Who needs a fancy wedding when a couple of Big Macs will do? Several McDonald’s locations in Hong Kong are banking on the fact that brides will be happy with a cake made out of individual apple pies on the big day, because starting in January, the fast food joints will offer on-site wedding ceremonies. The offer actually comes in response to a rash of requests from couples eager to be wed by Ronald McDonald. Not a fan of their apple pie? Not to worry – a burger cake is also available. 

Believe it or not, a recent Neilsen survey found that the average teenager sends 3,339 texts a month – more than 100 per day. Combine those busy fingers with the hormone frenzy that engulfs the teenage years, and things are bound to get a little PG-13. Now, a new smartphone app from Apple aims to keep kids from engaging in the very modern and very dirty practice of “sexting.” The app apparently recognizes naughty words and either replaces the word, deletes the word, or deletes the whole sentence, leaving kids cursing the very technology with which they are so enamoured.

A new poll just released by the CBC shows the Conservative pulling ahead of the Liberals by seven points. The tories sit at 34.4 percent, ahead of the Liberals who have dropped to 27.8 percent. Support for the Bloc Quebecois has also dropped to 9.3 percent.

Harvard’s MBA graduate Elizabeth Scharpf has been awarded the $100,000 Curry Stone Design Prize, and wait until you hear what she’s invented: banana sanitary pads! Scharpf was inspired to create the pad made from the trunks of banana trees while working in Mozambique. A local entreprenuer informed her that 20 percent of her workforce was missing work during their periods because they couldn’t afford sanitary protection. The pad will cost 65 percent less than those produced by Proctor and Gamble and 35 percent less than generic brands. 

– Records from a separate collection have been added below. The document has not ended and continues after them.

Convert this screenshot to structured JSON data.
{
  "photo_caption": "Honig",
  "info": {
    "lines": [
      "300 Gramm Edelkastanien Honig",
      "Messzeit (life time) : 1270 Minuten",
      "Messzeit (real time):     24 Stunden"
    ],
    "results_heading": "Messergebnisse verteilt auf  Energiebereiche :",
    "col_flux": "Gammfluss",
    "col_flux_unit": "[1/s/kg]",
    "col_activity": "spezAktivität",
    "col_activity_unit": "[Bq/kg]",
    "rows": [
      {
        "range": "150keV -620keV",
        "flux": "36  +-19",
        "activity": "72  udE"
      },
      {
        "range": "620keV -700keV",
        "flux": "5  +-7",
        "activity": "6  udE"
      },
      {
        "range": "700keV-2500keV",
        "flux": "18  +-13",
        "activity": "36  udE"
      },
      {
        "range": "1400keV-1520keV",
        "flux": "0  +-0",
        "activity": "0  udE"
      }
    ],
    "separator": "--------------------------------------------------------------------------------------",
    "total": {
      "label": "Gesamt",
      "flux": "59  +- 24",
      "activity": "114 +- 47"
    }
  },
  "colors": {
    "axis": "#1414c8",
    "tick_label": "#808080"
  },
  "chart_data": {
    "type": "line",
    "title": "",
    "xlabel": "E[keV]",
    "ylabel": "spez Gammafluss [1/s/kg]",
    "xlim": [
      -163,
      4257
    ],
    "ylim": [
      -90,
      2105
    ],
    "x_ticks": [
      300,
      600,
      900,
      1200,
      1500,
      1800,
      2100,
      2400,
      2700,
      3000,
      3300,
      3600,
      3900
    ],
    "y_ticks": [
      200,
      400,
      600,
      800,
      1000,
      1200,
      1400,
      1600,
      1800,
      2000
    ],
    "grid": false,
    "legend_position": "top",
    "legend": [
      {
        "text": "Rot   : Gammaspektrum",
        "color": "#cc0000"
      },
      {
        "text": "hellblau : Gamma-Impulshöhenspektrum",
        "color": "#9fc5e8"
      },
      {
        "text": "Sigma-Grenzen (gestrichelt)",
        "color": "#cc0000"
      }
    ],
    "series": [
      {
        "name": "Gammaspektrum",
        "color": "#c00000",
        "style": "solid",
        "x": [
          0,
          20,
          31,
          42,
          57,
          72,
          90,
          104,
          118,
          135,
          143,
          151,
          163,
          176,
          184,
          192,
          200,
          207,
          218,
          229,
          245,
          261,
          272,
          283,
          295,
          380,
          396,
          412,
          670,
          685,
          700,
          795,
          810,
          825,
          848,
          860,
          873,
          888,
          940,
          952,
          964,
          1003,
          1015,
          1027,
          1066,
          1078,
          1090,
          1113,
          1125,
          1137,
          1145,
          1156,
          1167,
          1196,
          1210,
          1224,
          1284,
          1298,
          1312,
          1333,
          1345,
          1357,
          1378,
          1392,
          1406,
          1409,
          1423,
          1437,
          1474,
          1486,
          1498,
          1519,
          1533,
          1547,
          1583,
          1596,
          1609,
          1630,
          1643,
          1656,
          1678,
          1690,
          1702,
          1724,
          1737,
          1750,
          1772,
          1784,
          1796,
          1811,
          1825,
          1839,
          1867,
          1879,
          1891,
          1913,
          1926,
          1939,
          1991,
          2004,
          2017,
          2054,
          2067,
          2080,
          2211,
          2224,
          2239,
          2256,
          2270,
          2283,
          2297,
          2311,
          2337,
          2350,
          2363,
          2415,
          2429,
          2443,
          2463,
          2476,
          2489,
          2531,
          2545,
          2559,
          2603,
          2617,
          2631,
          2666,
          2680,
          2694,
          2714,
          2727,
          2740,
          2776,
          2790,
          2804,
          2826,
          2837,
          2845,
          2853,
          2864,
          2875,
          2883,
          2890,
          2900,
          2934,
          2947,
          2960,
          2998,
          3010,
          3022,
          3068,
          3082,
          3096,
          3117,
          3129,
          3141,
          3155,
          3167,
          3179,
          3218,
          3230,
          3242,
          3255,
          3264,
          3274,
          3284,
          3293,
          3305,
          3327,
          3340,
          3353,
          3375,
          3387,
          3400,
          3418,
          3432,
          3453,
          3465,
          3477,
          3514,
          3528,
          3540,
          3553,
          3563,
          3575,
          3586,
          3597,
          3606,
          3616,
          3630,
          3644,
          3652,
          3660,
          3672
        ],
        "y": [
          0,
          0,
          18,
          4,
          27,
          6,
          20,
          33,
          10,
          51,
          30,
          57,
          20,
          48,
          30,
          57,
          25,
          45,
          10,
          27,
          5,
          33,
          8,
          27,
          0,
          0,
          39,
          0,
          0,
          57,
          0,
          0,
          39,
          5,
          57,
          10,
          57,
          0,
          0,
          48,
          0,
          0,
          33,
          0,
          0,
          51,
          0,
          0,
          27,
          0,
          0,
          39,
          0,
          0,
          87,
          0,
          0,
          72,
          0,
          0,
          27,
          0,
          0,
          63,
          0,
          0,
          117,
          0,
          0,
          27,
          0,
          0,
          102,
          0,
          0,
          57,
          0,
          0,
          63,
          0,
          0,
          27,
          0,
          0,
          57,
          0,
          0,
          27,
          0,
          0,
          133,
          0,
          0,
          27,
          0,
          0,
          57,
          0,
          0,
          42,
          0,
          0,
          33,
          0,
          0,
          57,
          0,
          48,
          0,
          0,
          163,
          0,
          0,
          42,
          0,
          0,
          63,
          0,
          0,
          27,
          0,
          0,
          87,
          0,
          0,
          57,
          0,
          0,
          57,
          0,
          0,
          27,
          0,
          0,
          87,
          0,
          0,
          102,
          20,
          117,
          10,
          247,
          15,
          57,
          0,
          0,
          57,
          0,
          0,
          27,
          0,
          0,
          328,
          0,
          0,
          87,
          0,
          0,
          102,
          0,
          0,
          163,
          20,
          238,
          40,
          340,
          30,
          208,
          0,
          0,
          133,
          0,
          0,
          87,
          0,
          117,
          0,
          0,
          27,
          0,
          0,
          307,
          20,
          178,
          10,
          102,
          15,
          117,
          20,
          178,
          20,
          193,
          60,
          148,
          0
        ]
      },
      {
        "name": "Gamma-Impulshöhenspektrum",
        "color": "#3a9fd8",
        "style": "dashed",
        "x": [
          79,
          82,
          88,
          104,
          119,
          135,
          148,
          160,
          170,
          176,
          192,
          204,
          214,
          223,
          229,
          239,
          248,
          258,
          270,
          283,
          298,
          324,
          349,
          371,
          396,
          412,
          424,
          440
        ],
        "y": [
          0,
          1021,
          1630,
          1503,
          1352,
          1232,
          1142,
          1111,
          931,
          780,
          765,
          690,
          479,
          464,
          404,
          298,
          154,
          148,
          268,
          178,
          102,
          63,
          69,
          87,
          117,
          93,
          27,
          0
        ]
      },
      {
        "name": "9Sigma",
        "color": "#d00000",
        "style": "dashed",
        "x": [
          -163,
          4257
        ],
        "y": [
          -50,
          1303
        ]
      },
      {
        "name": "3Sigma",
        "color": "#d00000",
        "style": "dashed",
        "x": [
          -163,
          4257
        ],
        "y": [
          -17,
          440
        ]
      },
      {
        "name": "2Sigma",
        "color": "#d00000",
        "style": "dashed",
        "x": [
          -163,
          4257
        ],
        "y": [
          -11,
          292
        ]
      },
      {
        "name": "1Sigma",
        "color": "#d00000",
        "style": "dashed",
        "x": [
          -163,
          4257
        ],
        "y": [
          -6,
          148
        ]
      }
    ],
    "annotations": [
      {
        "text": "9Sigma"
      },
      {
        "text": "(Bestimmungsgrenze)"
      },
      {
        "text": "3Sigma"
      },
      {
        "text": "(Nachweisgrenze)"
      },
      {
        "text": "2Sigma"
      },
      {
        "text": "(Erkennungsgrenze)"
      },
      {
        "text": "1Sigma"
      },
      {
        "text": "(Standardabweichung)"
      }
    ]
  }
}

Global warming baffles Americans, according to a new survey just released by Yale University researchers. While 63 percent of the U.S. population believes that global warming is happening, only 57 percent know what the greenhouse effect is, and only 45 percent are aware of carbon dioxide’s role in trapping the earth’s heat. Close to half of Americans believe the space program contributes to the issue. If you think you might be in need of a global warming primer, as many who took the survey admitted they believe they are, click here